How to make a graduation filter in Capture One Pro 6
To make a graduation filter in the Local Adjustments Tool, you start by adding a new Adjustments Layer.
The secret in making a graduation like adjustments layer is to set the Hardness to 0 and to select a brush with a large Size. The effect of the graduation filter needs to blend into the image very softly in order for the image to look natural. When adjusting for the right Brush size, I place the Brush cursor almost in the upper left corner of the image. I adjust the size until the circle fills approximately 80 % of the height of the sky. Then, I draw the mask by moving the curser parallel to the upper limit of the image all the way from the left side to the right side of the image.
We have now established the graduated mask for the local adjustment layer. Now it is time to set up the needed adjustments.
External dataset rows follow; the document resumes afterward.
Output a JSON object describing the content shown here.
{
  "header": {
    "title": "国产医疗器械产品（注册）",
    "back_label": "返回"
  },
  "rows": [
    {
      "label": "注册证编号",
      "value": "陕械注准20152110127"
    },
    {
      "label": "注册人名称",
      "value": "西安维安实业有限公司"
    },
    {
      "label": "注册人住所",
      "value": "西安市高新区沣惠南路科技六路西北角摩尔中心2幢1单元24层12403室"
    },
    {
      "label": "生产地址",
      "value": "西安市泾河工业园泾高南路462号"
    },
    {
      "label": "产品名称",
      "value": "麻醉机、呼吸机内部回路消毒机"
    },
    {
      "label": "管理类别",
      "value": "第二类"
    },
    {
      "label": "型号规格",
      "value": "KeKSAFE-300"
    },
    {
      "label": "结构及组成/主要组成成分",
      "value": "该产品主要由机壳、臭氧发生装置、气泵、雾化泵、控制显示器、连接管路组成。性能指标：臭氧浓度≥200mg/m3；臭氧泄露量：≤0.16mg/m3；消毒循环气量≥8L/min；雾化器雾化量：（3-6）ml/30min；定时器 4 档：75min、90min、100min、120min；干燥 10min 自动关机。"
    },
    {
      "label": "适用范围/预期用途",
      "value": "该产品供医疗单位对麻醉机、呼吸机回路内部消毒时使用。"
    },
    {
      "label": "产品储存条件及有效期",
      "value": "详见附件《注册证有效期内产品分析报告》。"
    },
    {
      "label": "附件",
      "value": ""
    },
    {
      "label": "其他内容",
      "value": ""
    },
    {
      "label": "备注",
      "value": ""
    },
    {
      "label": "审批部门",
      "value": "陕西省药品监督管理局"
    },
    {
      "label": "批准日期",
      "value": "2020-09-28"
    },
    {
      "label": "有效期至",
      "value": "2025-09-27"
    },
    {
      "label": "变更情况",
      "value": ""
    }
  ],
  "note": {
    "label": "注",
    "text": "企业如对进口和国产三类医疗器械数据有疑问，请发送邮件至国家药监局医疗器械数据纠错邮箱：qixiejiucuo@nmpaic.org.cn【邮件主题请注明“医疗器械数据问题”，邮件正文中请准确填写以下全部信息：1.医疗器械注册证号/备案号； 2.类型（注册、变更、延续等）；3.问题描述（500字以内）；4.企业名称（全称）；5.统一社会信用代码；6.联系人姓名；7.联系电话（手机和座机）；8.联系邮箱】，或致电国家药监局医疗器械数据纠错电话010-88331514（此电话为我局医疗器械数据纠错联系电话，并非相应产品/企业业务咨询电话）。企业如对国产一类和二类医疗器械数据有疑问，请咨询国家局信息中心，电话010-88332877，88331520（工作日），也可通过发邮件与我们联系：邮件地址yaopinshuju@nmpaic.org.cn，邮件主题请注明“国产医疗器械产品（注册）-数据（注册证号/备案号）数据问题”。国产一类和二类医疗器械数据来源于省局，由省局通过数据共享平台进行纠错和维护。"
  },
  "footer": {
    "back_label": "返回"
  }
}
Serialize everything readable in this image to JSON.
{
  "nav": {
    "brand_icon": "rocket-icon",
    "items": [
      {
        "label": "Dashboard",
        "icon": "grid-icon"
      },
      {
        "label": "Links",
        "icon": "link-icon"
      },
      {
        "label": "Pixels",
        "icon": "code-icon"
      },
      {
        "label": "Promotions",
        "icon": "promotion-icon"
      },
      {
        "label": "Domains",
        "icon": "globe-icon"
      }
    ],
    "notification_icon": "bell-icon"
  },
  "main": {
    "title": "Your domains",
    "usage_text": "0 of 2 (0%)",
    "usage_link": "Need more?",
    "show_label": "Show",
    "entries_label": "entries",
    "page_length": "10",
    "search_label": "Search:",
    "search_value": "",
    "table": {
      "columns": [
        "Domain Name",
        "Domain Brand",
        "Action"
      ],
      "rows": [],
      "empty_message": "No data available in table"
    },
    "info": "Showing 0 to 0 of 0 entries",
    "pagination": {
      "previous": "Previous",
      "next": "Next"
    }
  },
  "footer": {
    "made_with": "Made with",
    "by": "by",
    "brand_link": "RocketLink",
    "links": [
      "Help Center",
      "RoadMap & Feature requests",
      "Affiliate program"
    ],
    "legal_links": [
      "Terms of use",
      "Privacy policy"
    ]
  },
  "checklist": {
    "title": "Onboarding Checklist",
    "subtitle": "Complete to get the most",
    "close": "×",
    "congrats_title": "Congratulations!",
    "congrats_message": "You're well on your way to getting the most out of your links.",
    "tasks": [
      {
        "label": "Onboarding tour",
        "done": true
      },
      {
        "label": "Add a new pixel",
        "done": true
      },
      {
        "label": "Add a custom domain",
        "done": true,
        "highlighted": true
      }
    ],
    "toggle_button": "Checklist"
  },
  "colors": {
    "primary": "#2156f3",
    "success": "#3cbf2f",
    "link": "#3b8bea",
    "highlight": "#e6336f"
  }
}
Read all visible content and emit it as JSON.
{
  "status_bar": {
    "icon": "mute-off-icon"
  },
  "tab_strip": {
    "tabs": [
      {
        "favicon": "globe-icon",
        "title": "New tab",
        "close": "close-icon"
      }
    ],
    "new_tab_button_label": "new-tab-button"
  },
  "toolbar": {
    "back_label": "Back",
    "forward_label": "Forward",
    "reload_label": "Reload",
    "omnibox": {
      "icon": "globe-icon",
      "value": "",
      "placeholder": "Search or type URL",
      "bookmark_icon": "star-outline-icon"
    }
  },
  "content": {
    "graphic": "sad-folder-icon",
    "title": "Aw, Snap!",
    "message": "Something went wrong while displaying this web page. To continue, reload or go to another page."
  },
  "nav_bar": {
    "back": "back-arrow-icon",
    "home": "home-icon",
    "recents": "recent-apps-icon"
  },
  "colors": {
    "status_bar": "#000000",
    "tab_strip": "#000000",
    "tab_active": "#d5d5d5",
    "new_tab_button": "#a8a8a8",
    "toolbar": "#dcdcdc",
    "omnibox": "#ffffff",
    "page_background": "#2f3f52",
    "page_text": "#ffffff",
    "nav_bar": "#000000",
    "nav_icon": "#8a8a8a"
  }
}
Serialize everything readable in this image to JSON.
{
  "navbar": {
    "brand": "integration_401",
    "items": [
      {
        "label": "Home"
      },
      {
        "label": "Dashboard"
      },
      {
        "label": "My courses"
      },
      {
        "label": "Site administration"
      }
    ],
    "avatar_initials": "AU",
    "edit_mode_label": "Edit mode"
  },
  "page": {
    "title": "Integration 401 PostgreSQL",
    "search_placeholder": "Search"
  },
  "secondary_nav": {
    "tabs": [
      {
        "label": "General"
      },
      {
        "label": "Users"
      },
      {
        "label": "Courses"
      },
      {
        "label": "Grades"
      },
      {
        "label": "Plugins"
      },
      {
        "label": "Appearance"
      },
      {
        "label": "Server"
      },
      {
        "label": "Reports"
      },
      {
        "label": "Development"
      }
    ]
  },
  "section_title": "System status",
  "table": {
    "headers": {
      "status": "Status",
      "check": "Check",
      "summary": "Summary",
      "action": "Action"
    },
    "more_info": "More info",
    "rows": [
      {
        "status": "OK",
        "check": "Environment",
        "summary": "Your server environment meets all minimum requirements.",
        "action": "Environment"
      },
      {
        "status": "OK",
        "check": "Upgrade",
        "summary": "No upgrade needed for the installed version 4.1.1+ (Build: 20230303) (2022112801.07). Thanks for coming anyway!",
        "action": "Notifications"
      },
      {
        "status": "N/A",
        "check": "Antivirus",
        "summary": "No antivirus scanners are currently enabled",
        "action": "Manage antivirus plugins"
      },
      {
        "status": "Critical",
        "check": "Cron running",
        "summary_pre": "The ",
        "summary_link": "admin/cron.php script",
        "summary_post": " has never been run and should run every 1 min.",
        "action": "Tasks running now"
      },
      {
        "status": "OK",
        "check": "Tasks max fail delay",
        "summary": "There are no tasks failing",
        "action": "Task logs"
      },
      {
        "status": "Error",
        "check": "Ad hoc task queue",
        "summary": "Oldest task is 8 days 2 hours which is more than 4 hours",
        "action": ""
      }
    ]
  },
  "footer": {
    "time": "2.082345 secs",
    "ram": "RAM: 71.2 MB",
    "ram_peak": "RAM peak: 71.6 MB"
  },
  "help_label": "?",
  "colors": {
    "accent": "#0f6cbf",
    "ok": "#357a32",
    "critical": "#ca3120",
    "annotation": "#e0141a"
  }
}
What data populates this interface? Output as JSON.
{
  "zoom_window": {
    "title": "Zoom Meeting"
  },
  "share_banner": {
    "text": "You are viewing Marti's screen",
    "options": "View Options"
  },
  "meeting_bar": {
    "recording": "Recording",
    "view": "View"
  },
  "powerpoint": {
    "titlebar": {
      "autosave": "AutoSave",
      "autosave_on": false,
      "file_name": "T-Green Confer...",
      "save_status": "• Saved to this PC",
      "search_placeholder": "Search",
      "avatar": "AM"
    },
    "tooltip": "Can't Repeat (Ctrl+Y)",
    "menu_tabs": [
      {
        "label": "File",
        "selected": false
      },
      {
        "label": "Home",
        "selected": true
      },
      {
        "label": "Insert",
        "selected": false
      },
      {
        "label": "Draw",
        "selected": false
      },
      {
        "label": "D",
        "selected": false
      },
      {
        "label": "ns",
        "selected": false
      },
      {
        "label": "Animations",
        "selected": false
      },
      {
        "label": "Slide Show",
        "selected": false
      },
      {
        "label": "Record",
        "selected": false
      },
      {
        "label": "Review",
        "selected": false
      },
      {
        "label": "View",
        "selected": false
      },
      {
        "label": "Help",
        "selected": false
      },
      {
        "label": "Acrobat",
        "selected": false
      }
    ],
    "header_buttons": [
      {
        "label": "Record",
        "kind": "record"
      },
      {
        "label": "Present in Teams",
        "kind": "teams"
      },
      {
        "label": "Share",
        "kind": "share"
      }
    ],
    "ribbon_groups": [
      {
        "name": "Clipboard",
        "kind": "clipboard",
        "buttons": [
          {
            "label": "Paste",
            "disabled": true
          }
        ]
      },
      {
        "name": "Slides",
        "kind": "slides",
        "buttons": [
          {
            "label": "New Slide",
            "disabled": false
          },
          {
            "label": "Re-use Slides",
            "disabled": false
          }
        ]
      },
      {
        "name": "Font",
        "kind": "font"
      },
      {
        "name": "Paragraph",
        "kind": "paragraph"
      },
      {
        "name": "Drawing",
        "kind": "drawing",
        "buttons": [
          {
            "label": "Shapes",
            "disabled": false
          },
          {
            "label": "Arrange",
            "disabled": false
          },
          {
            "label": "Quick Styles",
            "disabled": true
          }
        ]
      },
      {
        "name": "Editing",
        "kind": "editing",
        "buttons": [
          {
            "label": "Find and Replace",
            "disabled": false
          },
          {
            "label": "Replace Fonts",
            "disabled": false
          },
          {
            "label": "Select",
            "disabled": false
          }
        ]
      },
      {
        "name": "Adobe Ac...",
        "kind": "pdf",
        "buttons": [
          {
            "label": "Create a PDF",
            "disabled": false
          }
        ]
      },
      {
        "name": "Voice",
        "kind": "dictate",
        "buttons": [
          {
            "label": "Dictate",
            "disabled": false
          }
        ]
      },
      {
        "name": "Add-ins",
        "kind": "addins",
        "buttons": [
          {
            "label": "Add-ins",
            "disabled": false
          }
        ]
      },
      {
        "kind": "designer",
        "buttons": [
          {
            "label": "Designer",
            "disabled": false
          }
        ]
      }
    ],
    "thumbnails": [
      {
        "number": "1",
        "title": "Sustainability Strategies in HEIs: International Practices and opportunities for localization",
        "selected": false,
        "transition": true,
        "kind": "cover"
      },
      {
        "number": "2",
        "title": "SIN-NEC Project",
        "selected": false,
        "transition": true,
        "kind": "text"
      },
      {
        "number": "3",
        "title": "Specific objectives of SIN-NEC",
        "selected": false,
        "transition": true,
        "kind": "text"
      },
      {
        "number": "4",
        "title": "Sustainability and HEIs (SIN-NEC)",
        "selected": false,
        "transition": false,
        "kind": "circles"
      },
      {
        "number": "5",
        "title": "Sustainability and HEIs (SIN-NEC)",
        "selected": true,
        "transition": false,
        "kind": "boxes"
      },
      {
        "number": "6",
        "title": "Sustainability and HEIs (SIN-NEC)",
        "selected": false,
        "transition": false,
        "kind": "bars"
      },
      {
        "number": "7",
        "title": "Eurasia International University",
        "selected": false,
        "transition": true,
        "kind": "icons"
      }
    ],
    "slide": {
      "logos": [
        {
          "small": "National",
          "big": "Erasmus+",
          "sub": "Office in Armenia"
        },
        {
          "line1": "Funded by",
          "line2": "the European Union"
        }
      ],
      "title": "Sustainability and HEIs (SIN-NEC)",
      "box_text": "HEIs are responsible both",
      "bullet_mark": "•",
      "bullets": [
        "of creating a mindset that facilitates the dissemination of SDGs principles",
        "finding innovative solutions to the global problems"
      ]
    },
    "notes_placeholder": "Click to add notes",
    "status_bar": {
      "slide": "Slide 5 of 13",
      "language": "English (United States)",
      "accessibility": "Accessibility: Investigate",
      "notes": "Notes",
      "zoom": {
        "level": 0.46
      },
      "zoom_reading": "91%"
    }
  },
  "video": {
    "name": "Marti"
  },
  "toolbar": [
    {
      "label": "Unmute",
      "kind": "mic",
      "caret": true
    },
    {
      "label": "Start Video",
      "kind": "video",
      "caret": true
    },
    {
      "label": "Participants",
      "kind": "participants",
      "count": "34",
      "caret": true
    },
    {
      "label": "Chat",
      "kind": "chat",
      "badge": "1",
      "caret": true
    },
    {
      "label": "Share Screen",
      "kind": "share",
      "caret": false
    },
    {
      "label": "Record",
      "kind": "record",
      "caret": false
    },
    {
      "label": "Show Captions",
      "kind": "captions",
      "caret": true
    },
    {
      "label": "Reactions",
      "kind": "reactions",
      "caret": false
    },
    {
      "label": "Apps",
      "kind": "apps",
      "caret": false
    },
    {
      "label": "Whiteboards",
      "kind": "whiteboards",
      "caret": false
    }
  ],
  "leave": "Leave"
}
For this example, I bring down the brightness to around -20 to -30. It helps a lot but the sky still has a muddy blue color and an additional correction in the Color Editor is needed. I pick the color of the muddy blue sky and make a correction of the Saturation by +23 and Lightness by -15.
Often, I add a second graduation filter like adjustments layer to optimize the foreground. The principles are the same as before but this time the graduation is for the bottom and up: Set Hardness to 0 and adjust Size until the outer circle covers about 80% of the distance from the bottom of the image to the horizon. Again, draw the mask parallel to the edges of the image but this time along the bottom of the image. Often I bring up the brightness a bit and add some Color Edits.
Once you master the basic ideas of the graduation filter it is easy to experiment to see what works best for you. I often try to optimize the graduation for a better match to the actual split line between the sky and the landscape. Instead of drawing the mask straight parallel to the edges of the image I try to largely follow this split line. If you do so, then make sure that you apply the mask fully at the edges of the image. Remember that if you optimize the graduation mask for a specific image then it should only be used for this.